Approximately three billion years old, stromatolites are one of the earliest-known life forms on Earth - predating even the dinosaurs. The primitive blue-green bacteria usually live in salty water and slightly warmer climes; there are recordings of the bacteria at sites in Australia, Brazil and Mexico.
'It's kind of like finding a penguin in the Mediterranean,' joked Giant's Causeway Area Ranger, Dr Cliff Henry. 'To find them in any cool climate, never mind on our doorstep here at the causeway, is truly astounding.'
Although they have a complicated sounding name, stromatolites are quite simple organisms compared to other life forms. Since they are a bacteria, their cells do not have a nucleus like animal, plant and fungi cells. Stromatolites are important evidence of the evolution of lifeforms - namely, why and how the tree of life branched into three domains: the Bacteria, Archaea and Eukarya. They have the ability to help us understand the beginnings of human life on earth.
'Stromatolites appear to need very particular conditions in order to exist,' explained Cliff. 'At the Giant's Causeway, they are found in shallow pools, above the normal tidal flow, that have freshwater flowing through them. It is possible that this may contain dissolved calcium compounds.'

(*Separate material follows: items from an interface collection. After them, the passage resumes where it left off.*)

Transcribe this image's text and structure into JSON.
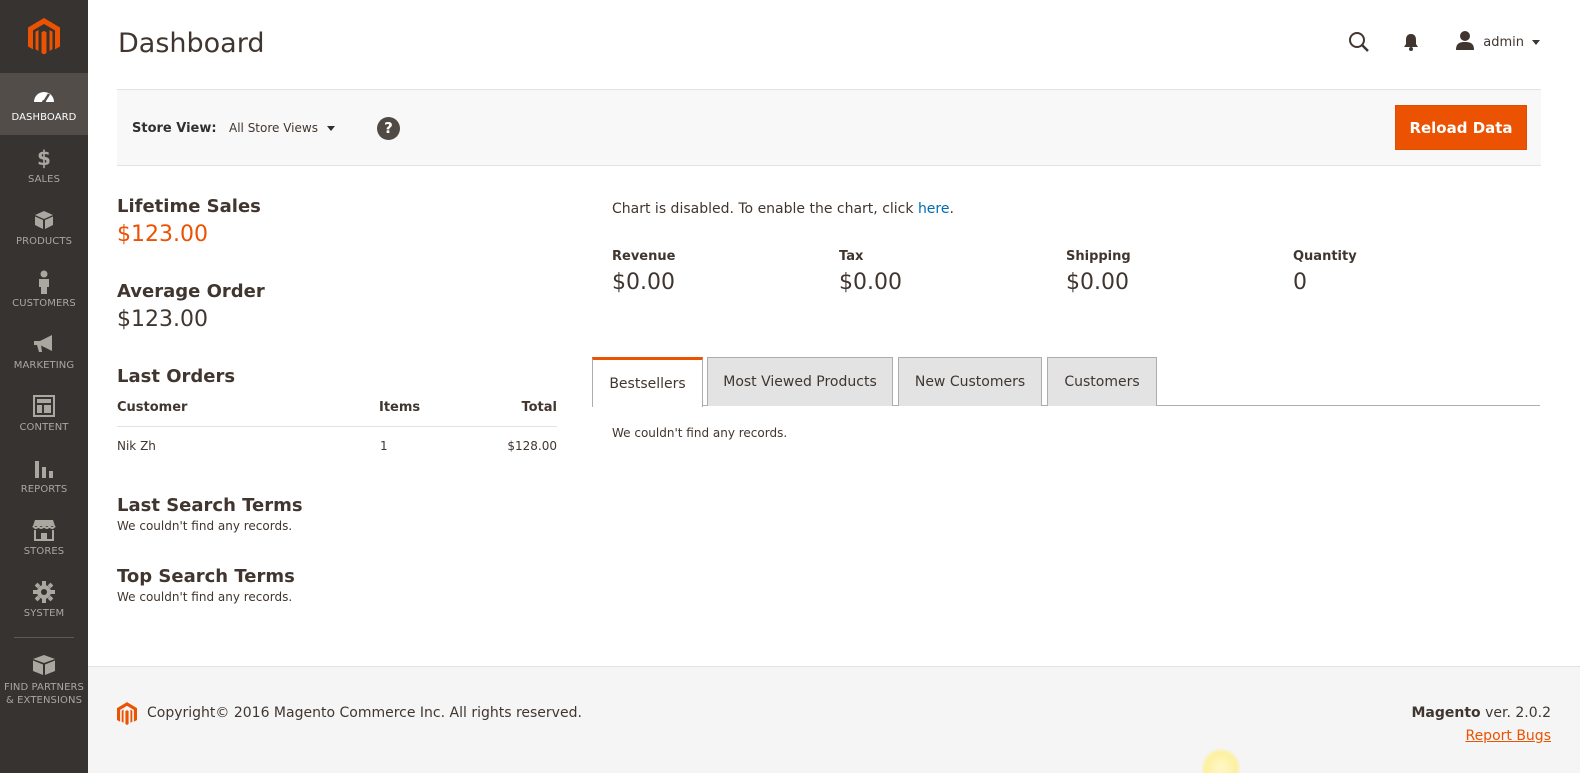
{
  "sidebar": {
    "items": [
      {
        "label": "DASHBOARD",
        "icon": "dashboard-icon",
        "active": true
      },
      {
        "label": "SALES",
        "icon": "dollar-icon"
      },
      {
        "label": "PRODUCTS",
        "icon": "box-icon"
      },
      {
        "label": "CUSTOMERS",
        "icon": "person-icon"
      },
      {
        "label": "MARKETING",
        "icon": "megaphone-icon"
      },
      {
        "label": "CONTENT",
        "icon": "layout-icon"
      },
      {
        "label": "REPORTS",
        "icon": "bar-chart-icon"
      },
      {
        "label": "STORES",
        "icon": "storefront-icon"
      },
      {
        "label": "SYSTEM",
        "icon": "gear-icon"
      }
    ],
    "partners": {
      "line1": "FIND PARTNERS",
      "line2": "& EXTENSIONS",
      "icon": "blocks-icon"
    }
  },
  "header": {
    "title": "Dashboard",
    "user": "admin"
  },
  "store_bar": {
    "label": "Store View:",
    "selected": "All Store Views",
    "help": "?",
    "reload_label": "Reload Data"
  },
  "left": {
    "lifetime_sales_title": "Lifetime Sales",
    "lifetime_sales_value": "$123.00",
    "average_order_title": "Average Order",
    "average_order_value": "$123.00",
    "last_orders_title": "Last Orders",
    "last_orders": {
      "columns": [
        "Customer",
        "Items",
        "Total"
      ],
      "rows": [
        {
          "customer": "Nik Zh",
          "items": "1",
          "total": "$128.00"
        }
      ]
    },
    "last_search_title": "Last Search Terms",
    "last_search_empty": "We couldn't find any records.",
    "top_search_title": "Top Search Terms",
    "top_search_empty": "We couldn't find any records."
  },
  "right": {
    "chart_msg_prefix": "Chart is disabled. To enable the chart, click ",
    "chart_msg_link": "here",
    "chart_msg_suffix": ".",
    "totals": [
      {
        "label": "Revenue",
        "value": "$0.00"
      },
      {
        "label": "Tax",
        "value": "$0.00"
      },
      {
        "label": "Shipping",
        "value": "$0.00"
      },
      {
        "label": "Quantity",
        "value": "0"
      }
    ],
    "tabs": [
      "Bestsellers",
      "Most Viewed Products",
      "New Customers",
      "Customers"
    ],
    "active_tab": "Bestsellers",
    "tab_content": "We couldn't find any records."
  },
  "footer": {
    "copyright": "Copyright© 2016 Magento Commerce Inc. All rights reserved.",
    "brand": "Magento",
    "version": " ver. 2.0.2",
    "report_bugs": "Report Bugs"
  },
  "colors": {
    "accent": "#eb5202",
    "sidebar_bg": "#373330",
    "sidebar_active": "#524d49",
    "link": "#006bb4"
  }
}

Keeping them safe
While Cliff was happy to speculate about how these organisms came to reside in causeway rock, the precise requirements and conditions for stromatolites to exist will only be known after extensive research.

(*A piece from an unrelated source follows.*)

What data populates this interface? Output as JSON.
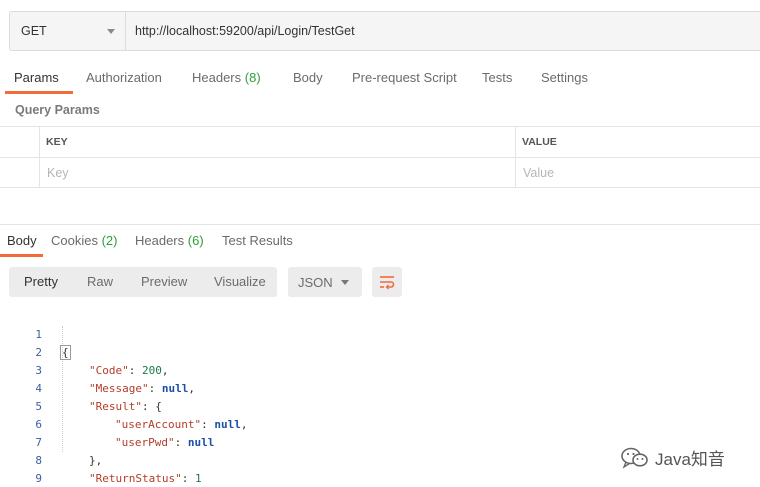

Conservationists have advised that stromatolites be offered a level of protection lest they be unwittingly destroyed. The National Trust is overseeing the preservation of these stromatolites at the Giant's Causeway.